Your reply should hold only the lines from the records below where "icon" occurs.
☆ ☆ ☆
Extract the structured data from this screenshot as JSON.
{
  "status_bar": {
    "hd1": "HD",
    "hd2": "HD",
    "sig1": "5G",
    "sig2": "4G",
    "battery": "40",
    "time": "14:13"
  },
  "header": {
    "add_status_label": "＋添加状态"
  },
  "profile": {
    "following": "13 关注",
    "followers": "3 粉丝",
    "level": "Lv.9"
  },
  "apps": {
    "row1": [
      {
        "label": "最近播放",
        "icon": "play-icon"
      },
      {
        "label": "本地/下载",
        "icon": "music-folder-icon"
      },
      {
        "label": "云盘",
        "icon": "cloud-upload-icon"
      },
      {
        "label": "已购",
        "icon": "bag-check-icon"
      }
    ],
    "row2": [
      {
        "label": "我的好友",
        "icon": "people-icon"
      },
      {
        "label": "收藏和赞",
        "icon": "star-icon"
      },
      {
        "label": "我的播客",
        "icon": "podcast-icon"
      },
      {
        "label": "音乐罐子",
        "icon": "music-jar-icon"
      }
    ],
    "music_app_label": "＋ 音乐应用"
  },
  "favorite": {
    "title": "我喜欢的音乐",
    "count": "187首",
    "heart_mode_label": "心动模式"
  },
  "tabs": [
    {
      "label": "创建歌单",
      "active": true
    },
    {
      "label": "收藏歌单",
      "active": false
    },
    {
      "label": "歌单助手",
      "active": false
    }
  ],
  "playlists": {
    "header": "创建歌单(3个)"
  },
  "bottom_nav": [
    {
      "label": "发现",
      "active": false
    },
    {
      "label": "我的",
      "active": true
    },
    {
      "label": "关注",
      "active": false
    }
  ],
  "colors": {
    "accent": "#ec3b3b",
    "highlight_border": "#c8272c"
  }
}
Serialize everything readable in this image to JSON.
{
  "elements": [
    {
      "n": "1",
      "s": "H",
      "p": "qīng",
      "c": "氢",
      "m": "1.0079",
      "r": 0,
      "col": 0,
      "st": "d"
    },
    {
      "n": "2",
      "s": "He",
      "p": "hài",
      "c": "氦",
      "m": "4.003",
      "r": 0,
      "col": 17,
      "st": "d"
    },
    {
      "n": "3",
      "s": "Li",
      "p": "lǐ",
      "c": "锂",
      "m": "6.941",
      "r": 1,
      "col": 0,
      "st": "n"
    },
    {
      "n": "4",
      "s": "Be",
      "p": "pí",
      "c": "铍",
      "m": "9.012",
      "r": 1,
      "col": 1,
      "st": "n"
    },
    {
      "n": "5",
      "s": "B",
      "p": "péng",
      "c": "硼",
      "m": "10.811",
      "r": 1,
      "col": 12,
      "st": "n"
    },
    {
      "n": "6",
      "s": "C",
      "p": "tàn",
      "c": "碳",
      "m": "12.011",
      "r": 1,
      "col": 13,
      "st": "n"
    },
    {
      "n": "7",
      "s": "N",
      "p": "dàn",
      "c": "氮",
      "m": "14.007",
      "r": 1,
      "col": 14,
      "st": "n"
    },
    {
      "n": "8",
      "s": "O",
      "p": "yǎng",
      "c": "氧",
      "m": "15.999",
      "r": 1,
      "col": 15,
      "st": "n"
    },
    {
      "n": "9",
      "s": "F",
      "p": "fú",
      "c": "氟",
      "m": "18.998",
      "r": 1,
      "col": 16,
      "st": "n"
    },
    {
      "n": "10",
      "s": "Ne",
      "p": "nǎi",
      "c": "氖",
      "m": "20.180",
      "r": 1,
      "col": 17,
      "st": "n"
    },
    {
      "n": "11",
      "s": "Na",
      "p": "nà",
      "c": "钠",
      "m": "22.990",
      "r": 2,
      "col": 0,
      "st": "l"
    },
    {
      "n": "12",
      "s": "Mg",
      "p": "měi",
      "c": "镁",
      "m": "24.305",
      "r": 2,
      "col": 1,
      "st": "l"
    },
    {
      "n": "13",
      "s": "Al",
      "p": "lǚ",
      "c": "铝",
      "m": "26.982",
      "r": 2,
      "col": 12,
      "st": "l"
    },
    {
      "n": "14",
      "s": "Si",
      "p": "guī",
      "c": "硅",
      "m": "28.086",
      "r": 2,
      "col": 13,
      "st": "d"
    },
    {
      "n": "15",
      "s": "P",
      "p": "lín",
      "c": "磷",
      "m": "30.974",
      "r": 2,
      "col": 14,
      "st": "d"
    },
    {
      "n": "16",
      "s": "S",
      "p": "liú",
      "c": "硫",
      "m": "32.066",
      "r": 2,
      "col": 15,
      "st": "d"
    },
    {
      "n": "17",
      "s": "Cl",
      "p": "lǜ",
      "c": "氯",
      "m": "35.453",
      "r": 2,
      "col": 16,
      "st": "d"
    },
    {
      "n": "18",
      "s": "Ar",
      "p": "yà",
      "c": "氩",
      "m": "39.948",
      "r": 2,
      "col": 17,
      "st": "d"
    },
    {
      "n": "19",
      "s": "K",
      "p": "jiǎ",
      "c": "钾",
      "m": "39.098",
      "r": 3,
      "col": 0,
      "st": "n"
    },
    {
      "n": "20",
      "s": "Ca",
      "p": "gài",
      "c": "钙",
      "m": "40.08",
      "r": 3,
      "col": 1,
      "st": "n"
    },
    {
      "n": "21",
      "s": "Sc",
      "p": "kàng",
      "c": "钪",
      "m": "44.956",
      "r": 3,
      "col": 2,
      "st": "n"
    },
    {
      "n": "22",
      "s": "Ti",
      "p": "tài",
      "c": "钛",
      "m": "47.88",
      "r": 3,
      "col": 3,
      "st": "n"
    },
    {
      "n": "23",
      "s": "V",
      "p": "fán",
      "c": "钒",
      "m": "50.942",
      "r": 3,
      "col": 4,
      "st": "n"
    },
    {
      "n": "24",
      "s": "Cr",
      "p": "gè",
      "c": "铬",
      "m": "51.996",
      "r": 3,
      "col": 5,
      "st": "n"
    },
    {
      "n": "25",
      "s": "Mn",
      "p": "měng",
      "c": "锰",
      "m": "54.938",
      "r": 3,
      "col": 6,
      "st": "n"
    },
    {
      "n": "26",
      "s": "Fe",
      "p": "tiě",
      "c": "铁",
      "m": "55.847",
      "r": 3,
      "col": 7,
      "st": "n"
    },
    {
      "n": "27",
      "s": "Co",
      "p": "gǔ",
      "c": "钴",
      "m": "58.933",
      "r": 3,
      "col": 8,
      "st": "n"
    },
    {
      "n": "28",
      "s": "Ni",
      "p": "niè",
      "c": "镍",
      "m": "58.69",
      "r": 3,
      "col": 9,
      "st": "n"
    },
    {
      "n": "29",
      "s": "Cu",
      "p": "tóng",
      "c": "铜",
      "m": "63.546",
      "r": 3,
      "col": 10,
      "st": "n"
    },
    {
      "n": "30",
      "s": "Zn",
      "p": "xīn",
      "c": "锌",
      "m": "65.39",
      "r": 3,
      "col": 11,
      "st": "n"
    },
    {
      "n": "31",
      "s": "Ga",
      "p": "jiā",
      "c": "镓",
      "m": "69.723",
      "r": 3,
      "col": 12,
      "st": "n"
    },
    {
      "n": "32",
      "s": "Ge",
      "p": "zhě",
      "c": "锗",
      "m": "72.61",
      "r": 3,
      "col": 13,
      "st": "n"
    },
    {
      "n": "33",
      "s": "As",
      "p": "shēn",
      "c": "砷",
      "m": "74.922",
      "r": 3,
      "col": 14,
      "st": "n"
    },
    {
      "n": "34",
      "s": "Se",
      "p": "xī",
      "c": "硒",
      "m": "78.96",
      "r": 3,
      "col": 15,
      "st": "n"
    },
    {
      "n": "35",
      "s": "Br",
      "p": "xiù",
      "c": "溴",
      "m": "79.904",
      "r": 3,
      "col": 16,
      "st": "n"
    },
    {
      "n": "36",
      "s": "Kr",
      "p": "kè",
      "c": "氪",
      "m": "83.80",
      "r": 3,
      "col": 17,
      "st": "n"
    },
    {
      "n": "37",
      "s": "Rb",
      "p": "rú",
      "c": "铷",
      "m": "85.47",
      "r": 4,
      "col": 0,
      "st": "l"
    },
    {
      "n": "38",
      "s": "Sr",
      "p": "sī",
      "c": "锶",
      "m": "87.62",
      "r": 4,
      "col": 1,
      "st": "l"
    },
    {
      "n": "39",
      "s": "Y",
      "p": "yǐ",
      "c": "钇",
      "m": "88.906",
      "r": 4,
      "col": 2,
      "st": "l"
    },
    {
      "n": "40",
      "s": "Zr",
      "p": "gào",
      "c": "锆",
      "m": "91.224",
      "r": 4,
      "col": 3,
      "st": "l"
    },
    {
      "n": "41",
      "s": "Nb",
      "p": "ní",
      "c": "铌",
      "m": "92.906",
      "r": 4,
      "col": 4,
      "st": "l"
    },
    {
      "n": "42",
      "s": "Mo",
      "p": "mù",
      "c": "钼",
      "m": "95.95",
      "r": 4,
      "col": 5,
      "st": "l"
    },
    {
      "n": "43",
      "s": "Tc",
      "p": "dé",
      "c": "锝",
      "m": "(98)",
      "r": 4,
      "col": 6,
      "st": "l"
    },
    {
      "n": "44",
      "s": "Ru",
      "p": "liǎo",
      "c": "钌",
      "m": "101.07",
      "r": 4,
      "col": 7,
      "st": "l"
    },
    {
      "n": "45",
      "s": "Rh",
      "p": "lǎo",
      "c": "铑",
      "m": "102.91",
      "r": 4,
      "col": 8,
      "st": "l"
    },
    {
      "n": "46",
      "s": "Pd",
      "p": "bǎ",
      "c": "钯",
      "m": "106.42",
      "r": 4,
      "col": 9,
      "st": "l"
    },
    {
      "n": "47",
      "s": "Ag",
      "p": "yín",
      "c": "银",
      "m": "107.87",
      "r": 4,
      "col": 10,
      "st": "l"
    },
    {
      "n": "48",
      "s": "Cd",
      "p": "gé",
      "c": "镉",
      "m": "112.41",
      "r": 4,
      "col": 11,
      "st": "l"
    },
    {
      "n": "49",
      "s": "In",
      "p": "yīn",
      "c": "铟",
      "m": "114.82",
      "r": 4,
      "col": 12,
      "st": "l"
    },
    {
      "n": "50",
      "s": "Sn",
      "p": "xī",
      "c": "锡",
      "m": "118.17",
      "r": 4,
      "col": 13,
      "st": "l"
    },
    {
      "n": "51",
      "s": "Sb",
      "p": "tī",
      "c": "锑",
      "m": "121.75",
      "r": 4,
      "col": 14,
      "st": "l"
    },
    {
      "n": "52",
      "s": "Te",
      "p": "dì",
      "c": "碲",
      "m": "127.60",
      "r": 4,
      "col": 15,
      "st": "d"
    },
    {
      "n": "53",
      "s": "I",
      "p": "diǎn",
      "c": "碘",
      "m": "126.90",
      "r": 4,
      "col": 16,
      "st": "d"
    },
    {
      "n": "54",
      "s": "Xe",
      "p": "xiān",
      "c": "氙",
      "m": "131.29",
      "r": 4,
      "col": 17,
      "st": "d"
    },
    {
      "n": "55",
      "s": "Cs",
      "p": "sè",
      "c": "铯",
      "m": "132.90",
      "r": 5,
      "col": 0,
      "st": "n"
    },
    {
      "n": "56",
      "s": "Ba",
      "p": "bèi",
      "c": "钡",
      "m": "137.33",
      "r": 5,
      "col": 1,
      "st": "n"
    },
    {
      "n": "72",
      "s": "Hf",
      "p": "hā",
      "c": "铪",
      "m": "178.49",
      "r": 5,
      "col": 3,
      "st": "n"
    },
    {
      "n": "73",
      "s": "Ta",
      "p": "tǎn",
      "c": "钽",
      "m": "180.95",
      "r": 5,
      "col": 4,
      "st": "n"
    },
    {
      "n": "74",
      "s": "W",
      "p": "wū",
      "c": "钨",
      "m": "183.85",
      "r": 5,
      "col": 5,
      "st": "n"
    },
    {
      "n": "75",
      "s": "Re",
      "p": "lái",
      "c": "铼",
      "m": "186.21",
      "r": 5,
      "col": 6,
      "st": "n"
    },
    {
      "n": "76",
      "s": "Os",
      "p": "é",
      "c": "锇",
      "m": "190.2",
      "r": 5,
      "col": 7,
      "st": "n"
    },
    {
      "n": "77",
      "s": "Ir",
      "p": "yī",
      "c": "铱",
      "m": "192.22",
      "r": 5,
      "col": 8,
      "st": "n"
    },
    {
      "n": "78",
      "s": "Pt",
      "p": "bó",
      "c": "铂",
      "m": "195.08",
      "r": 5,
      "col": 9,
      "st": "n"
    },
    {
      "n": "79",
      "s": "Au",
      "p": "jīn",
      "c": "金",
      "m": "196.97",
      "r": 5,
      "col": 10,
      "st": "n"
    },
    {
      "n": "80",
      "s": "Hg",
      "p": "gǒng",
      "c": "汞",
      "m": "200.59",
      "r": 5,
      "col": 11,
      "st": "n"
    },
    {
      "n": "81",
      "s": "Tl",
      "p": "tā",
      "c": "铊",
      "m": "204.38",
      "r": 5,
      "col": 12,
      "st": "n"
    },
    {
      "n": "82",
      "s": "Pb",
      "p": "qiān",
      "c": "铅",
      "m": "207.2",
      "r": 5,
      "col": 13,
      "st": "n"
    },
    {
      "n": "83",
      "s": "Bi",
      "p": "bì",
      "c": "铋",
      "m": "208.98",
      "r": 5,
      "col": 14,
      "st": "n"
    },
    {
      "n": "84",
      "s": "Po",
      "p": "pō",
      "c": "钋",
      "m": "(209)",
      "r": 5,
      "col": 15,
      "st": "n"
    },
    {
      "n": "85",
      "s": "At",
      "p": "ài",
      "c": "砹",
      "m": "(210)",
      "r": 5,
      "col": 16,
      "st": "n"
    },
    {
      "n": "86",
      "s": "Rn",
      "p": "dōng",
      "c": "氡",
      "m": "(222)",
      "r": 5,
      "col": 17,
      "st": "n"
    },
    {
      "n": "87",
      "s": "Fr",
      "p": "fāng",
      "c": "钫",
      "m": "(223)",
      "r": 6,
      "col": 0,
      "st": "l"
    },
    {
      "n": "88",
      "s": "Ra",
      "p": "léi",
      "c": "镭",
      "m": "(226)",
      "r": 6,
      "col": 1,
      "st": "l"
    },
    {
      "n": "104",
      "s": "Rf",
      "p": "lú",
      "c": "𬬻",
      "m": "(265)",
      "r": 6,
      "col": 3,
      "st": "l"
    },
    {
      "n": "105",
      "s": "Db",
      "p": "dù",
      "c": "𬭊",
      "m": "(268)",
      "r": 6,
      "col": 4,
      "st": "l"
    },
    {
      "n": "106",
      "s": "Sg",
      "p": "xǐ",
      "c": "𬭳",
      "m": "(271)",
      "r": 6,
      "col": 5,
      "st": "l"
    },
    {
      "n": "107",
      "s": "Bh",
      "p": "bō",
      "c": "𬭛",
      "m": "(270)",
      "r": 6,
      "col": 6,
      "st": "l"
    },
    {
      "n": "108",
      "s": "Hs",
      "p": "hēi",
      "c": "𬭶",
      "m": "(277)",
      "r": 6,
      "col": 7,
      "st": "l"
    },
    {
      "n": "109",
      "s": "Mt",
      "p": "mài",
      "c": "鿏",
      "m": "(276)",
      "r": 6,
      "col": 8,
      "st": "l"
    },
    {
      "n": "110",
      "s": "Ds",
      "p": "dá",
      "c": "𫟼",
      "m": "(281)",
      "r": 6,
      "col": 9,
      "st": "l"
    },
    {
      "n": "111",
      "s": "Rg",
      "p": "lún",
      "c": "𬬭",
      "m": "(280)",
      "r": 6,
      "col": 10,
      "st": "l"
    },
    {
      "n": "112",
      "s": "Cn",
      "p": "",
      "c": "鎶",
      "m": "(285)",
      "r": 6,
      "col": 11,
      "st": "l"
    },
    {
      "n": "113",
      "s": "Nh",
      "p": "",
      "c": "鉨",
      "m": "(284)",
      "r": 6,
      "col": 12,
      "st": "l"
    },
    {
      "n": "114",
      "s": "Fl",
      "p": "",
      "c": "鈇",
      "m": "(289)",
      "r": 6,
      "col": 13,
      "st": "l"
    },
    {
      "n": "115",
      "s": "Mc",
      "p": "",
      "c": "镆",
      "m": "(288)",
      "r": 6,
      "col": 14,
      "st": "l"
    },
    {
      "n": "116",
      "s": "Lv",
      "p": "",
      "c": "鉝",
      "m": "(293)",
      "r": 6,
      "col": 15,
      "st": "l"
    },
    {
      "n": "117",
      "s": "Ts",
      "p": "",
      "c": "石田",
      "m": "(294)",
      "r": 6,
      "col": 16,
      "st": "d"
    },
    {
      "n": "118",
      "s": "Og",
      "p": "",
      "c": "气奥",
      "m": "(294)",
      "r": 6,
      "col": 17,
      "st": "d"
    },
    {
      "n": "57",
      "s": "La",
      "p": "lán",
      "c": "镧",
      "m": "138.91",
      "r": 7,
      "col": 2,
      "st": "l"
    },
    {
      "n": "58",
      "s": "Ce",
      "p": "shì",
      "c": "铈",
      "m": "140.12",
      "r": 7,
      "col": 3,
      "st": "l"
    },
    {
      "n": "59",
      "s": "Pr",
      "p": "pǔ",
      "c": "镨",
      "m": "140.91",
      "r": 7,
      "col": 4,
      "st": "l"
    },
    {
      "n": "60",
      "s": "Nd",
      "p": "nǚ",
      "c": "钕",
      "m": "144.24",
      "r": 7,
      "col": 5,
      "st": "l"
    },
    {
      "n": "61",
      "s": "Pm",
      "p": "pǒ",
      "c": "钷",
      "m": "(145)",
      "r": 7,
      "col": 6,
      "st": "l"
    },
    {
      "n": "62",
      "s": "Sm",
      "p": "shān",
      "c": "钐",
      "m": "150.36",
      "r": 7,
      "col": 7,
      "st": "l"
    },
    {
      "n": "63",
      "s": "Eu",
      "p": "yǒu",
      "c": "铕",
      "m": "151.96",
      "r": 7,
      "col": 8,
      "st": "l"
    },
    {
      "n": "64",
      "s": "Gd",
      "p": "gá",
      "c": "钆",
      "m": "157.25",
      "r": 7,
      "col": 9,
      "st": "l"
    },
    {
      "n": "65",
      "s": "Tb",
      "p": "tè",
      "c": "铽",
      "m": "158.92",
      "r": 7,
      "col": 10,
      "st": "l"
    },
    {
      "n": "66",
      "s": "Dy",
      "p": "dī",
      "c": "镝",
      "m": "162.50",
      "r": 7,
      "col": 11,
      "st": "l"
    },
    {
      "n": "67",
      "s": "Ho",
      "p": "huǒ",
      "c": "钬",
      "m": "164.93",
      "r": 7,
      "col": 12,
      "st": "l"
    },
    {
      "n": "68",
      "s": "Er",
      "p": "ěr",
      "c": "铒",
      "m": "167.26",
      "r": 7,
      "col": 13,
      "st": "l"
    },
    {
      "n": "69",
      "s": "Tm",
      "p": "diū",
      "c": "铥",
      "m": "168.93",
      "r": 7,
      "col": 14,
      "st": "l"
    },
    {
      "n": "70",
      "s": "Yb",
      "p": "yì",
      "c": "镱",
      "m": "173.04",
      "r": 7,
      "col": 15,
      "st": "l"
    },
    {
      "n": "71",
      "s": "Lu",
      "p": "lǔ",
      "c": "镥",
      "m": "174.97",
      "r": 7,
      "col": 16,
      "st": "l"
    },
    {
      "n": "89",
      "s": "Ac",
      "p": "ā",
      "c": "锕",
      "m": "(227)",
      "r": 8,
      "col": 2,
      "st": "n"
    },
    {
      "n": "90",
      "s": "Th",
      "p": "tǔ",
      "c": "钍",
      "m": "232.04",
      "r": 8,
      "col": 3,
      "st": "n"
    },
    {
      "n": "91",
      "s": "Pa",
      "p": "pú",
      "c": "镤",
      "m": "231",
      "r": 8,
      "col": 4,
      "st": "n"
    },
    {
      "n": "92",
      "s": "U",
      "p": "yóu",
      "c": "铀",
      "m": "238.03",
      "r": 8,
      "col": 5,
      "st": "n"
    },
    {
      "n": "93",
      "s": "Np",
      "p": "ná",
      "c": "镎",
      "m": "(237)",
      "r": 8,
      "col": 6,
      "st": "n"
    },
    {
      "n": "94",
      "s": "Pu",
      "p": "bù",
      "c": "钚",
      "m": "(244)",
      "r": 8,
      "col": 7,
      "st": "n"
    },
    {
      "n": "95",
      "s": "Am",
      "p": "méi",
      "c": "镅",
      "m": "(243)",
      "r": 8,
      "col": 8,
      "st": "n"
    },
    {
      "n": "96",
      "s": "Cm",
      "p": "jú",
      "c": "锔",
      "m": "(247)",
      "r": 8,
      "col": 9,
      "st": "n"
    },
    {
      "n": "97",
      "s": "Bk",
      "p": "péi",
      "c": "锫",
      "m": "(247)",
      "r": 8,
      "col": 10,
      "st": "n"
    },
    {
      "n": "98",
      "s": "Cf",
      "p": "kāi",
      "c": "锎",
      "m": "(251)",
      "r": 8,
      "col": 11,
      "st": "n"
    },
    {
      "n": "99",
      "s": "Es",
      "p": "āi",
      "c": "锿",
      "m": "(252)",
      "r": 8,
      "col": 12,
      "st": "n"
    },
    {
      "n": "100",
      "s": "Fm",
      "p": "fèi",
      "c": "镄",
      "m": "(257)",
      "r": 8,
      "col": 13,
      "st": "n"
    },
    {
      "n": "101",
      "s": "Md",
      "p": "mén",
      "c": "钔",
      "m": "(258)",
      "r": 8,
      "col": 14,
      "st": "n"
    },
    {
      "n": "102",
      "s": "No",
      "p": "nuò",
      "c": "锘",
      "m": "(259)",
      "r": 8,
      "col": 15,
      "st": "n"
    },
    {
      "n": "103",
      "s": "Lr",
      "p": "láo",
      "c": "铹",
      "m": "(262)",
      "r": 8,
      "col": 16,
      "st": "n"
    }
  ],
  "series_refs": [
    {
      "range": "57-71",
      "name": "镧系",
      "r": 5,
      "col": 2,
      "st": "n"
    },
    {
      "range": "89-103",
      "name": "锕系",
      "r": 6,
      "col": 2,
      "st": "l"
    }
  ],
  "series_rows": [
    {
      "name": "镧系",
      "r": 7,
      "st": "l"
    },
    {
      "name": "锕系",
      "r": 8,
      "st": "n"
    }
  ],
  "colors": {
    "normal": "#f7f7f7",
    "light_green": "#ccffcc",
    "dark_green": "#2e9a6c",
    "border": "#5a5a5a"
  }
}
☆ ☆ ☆
■ SOLUTION
        "icon": "play-icon"
        "icon": "music-folder-icon"
        "icon": "cloud-upload-icon"
        "icon": "bag-check-icon"
        "icon": "people-icon"
        "icon": "star-icon"
        "icon": "podcast-icon"
        "icon": "music-jar-icon"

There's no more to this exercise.